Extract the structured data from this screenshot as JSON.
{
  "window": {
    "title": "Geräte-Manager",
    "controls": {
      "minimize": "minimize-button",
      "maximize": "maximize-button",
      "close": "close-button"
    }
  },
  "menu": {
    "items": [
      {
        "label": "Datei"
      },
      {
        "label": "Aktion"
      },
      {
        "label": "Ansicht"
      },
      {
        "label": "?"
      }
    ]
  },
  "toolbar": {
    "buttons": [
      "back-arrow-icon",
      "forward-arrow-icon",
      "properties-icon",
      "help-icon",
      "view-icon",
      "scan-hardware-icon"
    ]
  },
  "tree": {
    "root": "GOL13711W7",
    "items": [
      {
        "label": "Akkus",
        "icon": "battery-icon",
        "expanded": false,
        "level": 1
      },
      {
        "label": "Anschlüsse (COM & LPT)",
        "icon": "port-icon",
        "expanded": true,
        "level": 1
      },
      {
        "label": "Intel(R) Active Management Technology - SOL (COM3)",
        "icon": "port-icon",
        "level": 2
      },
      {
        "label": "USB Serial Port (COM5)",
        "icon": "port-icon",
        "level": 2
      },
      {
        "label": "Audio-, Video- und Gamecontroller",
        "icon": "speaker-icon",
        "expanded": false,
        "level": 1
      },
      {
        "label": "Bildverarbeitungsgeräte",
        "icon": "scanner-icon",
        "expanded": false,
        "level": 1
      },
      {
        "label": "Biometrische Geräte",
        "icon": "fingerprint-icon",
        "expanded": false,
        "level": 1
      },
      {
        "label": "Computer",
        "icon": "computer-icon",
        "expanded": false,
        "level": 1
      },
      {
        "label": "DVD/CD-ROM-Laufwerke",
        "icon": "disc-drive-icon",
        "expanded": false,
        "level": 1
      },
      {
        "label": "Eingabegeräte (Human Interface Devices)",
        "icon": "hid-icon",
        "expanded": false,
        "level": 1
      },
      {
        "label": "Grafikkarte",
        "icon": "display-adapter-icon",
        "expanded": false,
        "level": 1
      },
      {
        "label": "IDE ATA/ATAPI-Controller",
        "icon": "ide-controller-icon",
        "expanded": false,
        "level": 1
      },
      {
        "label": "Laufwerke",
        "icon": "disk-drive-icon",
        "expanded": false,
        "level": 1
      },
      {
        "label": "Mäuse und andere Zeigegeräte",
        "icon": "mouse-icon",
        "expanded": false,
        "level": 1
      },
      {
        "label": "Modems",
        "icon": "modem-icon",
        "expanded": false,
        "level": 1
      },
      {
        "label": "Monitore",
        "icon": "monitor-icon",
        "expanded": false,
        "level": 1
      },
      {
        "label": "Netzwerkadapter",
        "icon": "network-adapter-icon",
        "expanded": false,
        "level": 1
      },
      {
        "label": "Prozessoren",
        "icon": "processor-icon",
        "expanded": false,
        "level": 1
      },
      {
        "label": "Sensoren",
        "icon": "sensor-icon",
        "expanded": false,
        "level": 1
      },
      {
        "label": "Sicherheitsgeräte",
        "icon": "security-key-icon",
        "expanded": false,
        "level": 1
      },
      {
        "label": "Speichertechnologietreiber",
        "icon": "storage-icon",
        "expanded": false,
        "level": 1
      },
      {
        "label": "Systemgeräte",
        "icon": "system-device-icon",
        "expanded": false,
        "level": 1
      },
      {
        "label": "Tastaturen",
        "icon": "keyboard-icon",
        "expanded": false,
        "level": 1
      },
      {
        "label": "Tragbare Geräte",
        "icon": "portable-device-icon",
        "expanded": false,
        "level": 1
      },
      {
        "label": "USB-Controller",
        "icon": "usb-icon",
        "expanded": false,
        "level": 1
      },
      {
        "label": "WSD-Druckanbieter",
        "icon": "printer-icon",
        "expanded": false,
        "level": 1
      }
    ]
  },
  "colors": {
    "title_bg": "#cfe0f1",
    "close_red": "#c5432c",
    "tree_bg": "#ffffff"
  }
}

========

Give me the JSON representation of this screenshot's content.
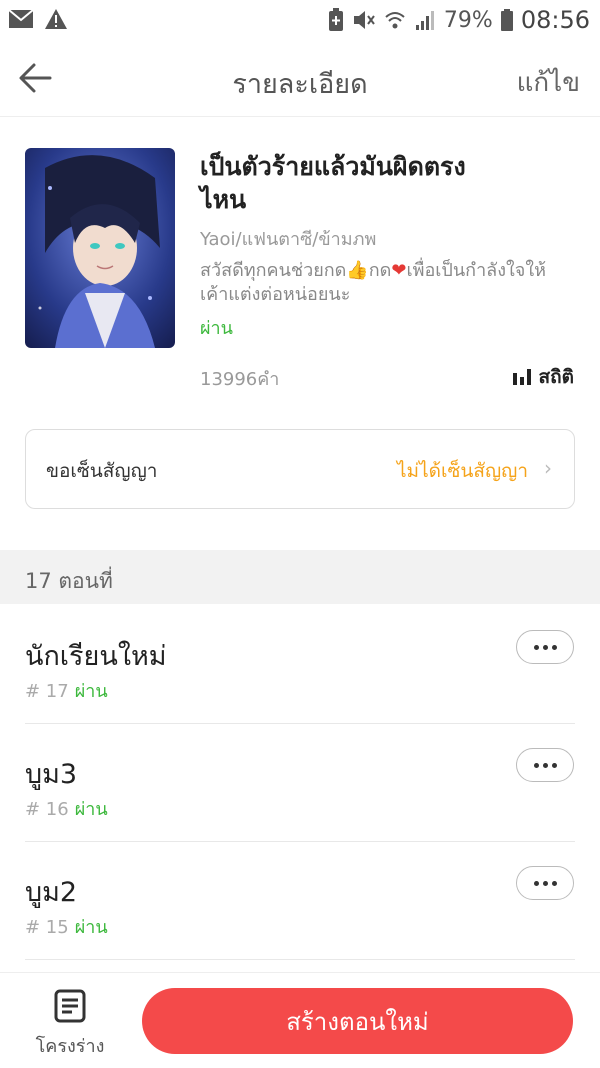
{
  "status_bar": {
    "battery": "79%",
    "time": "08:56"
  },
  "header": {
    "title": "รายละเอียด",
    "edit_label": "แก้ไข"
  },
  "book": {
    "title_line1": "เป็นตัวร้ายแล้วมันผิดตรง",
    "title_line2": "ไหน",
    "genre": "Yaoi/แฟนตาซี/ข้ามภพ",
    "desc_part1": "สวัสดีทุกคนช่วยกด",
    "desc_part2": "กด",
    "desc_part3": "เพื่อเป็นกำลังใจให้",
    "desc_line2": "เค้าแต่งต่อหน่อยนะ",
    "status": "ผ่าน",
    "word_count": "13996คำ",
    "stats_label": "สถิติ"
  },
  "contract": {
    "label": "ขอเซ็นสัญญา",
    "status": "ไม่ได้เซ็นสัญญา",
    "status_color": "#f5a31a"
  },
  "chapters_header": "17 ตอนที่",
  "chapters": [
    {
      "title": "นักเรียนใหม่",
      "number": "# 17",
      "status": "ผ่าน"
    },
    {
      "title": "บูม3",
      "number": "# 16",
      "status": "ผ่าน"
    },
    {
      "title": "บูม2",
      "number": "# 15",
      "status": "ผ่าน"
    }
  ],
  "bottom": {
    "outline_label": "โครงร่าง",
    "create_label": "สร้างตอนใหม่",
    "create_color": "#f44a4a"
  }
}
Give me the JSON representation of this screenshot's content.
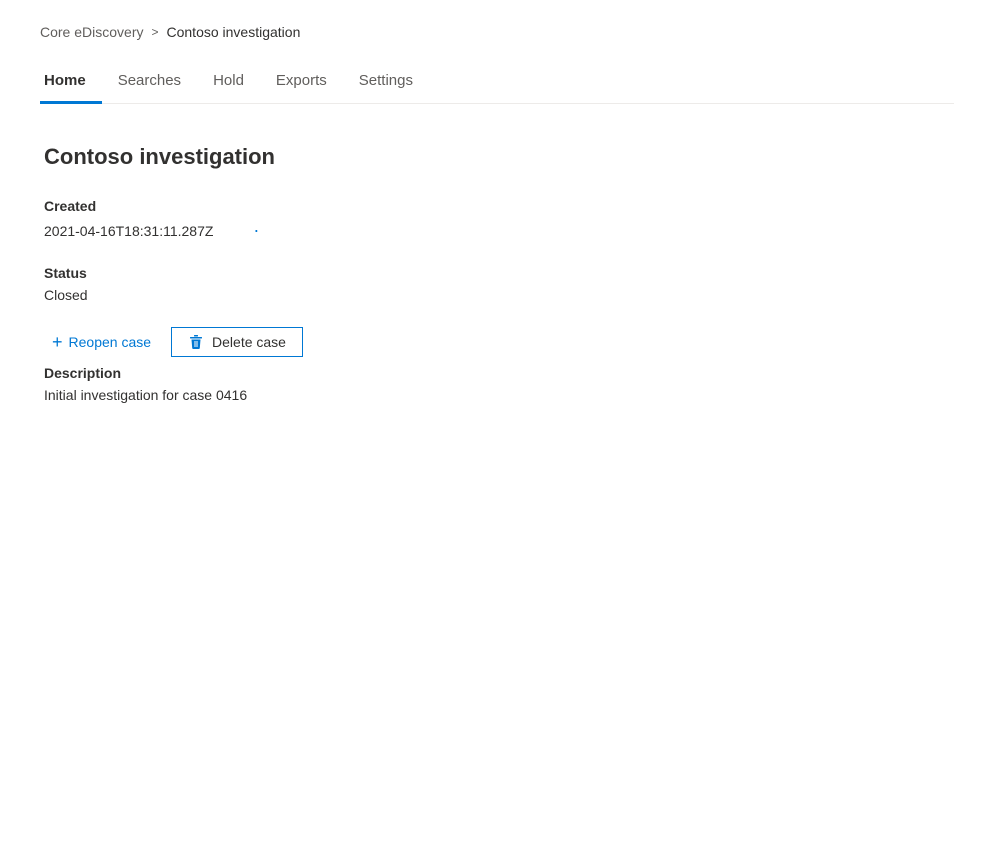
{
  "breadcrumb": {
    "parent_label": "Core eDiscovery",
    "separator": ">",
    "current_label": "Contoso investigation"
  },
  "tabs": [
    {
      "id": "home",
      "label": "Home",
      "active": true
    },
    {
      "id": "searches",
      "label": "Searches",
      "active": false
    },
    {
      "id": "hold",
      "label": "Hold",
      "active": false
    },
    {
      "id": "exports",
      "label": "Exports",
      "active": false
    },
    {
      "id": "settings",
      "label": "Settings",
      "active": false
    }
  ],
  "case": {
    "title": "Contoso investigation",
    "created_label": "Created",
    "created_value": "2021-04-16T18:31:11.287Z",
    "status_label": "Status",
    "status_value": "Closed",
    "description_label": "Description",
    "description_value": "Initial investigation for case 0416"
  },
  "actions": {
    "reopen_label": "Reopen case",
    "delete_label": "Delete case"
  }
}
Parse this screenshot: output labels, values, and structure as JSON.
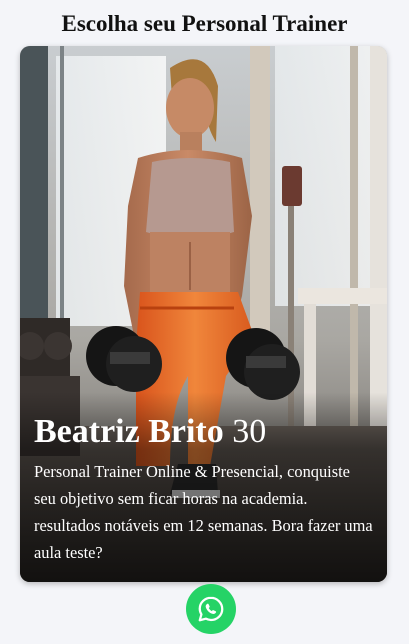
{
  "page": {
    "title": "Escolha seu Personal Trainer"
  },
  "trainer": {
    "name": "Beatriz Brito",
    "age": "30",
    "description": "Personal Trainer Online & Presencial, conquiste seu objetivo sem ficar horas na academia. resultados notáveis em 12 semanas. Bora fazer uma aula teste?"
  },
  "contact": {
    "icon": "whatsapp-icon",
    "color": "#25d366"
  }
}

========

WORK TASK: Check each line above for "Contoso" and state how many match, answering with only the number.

REPLY: 2